Ken Burns’s “Country Music”
...and Lord of the Mountain
On September 15, Ken Burns’s eight-part documentary series Country Music will premiere on PBS. Country Music, like Burns’s previous series The Civil War, Baseball, The National Parks, and Jazz, tells the story of a uniquely American tradition that has shaped us in deep and important ways.
Part 1, “The Rub (Beginnings-1933),” tells the story of the Bristol sessions, the so-called “big bang” of country music, which is the setting for my latest novel, Lord of the Mountain.
In the summer of 1927, Ralph Peer of the Victor Talking Machine Company packed up his recording equipment and headed to Bristol, a little town on the Tennessee-Virginia border, where he issued a call for musicians to come down from the mountains and audition. Among the people who came were the Carter Family, Jimmie Rodgers, Ernest Stonemen, and dozens of others who became the mothers and fathers of country music.
My fictional characters, thirteen-year-old Nate Owens and his friend Sue Dean Baker, live in Bristol and witness the sessions. They meet the Carter family, and that encounter sends them off on adventures that take them over the mountains and into a musical mystery at the heart of Nate’s family.

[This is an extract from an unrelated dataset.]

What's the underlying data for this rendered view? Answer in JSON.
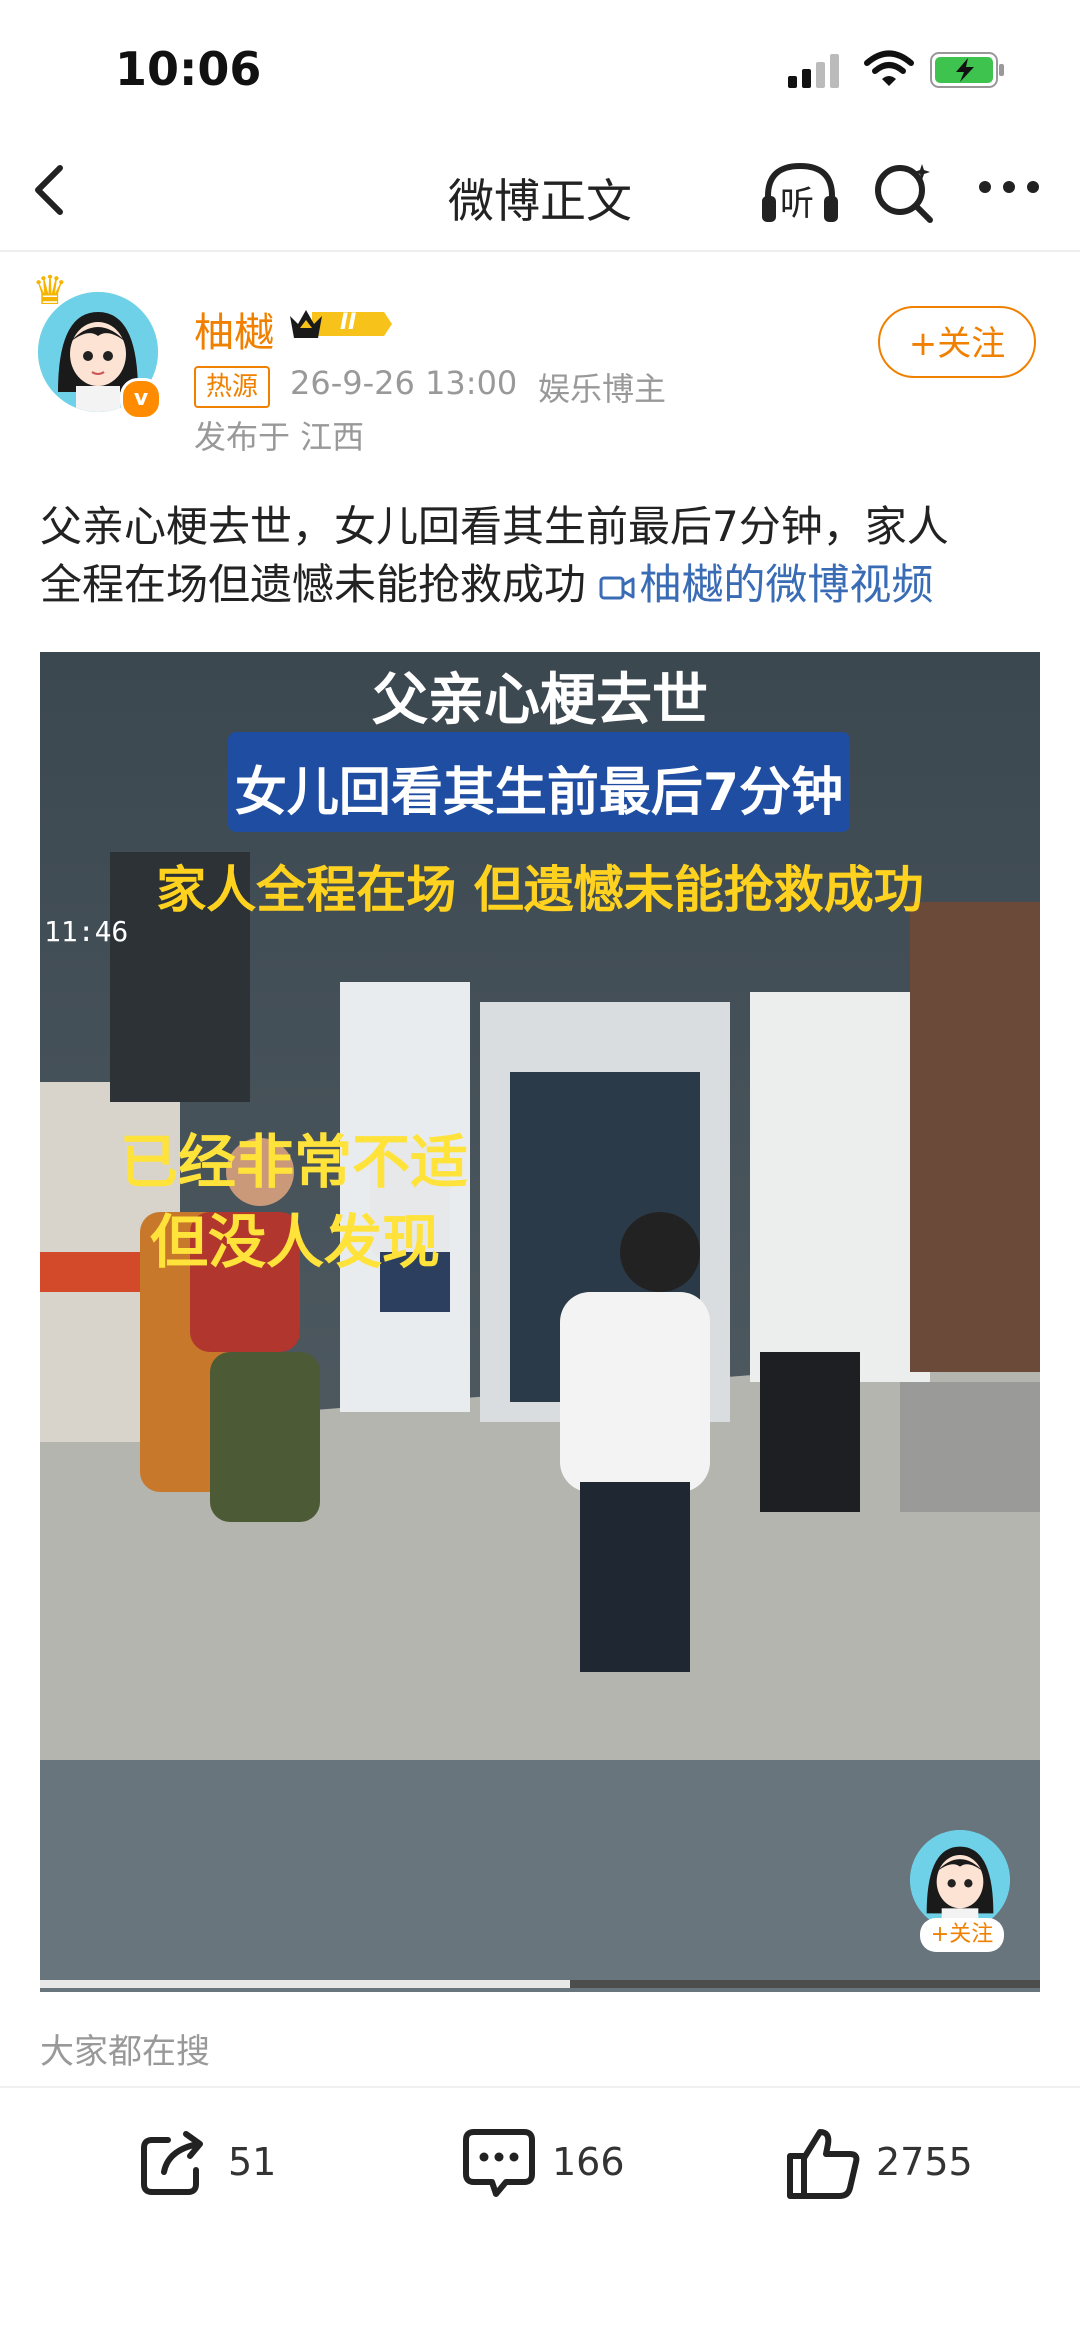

Watch the Ken Burns series to explore the beginnings of country music, then read Lord of the Mountain to live them.